(SUPPLIED DATA)

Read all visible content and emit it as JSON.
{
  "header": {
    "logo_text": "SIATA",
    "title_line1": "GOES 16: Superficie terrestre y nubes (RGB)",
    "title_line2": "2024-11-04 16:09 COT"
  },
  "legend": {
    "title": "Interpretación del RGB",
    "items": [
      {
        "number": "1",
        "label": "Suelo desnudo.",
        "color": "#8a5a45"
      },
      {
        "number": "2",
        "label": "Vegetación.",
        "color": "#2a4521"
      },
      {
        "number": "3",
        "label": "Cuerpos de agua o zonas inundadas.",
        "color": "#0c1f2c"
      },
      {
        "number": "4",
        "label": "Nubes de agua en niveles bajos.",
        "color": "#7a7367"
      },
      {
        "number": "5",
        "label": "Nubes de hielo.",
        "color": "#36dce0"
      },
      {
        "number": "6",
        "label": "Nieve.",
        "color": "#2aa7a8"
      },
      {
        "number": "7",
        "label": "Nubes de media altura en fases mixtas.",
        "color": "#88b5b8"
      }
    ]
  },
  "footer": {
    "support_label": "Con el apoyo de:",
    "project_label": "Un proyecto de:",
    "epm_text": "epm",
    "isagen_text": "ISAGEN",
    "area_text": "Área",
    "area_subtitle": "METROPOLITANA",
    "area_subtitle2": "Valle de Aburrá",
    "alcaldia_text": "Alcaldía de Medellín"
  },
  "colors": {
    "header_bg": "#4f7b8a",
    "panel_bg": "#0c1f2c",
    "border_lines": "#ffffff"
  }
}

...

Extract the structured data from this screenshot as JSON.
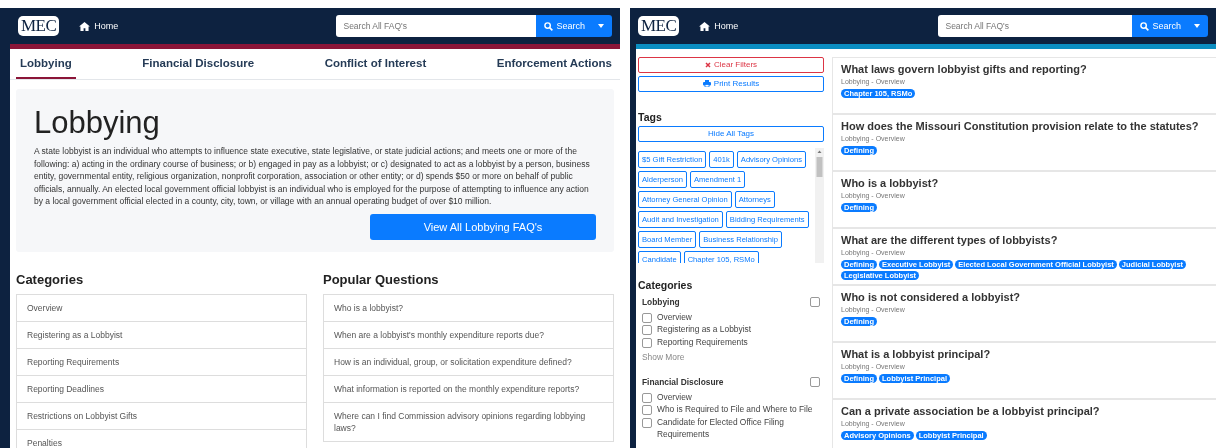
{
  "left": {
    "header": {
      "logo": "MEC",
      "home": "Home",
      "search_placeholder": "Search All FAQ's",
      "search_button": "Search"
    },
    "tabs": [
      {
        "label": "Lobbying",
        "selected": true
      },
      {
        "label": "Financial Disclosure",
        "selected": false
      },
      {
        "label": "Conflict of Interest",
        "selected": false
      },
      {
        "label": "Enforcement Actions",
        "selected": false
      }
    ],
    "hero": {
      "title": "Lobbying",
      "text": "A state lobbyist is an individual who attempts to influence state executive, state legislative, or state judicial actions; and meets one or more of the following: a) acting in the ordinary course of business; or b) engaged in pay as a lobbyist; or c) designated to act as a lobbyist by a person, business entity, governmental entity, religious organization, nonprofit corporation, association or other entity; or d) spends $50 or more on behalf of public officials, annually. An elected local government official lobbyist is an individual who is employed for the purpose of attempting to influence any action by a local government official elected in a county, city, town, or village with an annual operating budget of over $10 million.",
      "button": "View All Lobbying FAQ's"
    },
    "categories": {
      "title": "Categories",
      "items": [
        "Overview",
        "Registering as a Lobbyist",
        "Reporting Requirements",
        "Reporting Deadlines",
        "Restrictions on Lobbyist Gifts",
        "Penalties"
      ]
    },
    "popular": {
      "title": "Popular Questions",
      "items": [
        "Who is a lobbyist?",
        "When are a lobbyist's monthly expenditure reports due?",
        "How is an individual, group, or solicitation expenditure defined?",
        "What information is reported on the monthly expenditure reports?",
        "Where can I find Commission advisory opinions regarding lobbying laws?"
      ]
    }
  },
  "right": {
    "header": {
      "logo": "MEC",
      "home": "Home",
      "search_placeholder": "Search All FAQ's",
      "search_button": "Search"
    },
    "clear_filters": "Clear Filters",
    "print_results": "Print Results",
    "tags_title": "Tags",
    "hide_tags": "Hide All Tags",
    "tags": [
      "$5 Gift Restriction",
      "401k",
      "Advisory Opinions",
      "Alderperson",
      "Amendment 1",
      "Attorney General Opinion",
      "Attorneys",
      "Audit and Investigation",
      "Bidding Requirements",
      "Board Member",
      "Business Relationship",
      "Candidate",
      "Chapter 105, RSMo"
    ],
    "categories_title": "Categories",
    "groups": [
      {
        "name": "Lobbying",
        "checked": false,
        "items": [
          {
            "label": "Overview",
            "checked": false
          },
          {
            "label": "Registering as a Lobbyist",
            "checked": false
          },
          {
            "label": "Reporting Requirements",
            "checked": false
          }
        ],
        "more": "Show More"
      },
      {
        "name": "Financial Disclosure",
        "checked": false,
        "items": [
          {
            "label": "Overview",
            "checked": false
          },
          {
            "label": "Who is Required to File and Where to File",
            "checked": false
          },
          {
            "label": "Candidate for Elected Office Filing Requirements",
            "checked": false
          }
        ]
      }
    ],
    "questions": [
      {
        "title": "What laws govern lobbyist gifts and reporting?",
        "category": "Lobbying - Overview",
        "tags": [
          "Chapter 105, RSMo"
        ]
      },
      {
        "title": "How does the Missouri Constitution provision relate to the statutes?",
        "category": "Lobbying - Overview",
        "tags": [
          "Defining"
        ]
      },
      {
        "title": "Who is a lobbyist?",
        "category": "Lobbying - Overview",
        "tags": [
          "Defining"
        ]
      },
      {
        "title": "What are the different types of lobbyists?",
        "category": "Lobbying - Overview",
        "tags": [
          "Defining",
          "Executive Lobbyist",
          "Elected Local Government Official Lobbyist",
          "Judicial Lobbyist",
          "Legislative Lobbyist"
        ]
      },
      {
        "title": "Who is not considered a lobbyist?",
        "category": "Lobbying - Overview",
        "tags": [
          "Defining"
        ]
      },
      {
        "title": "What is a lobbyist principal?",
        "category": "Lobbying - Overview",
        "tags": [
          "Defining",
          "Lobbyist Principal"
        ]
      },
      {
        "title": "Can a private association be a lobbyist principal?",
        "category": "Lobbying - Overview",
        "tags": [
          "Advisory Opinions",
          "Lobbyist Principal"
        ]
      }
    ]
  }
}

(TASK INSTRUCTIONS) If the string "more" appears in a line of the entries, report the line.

(EXERCISE ANSWER)
      "text": "A state lobbyist is an individual who attempts to influence state executive, state legislative, or state judicial actions; and meets one or more of the following: a) acting in the ordinary course of business; or b) engaged in pay as a lobbyist; or c) designated to act as a lobbyist by a person, business entity, governmental entity, religious organization, nonprofit corporation, association or other entity; or d) spends $50 or more on behalf of public officials, annually. An elected local government official lobbyist is an individual who is employed for the purpose of attempting to influence any action by a local government official elected in a county, city, town, or village with an annual operating budget of over $10 million.",
        "more": "Show More"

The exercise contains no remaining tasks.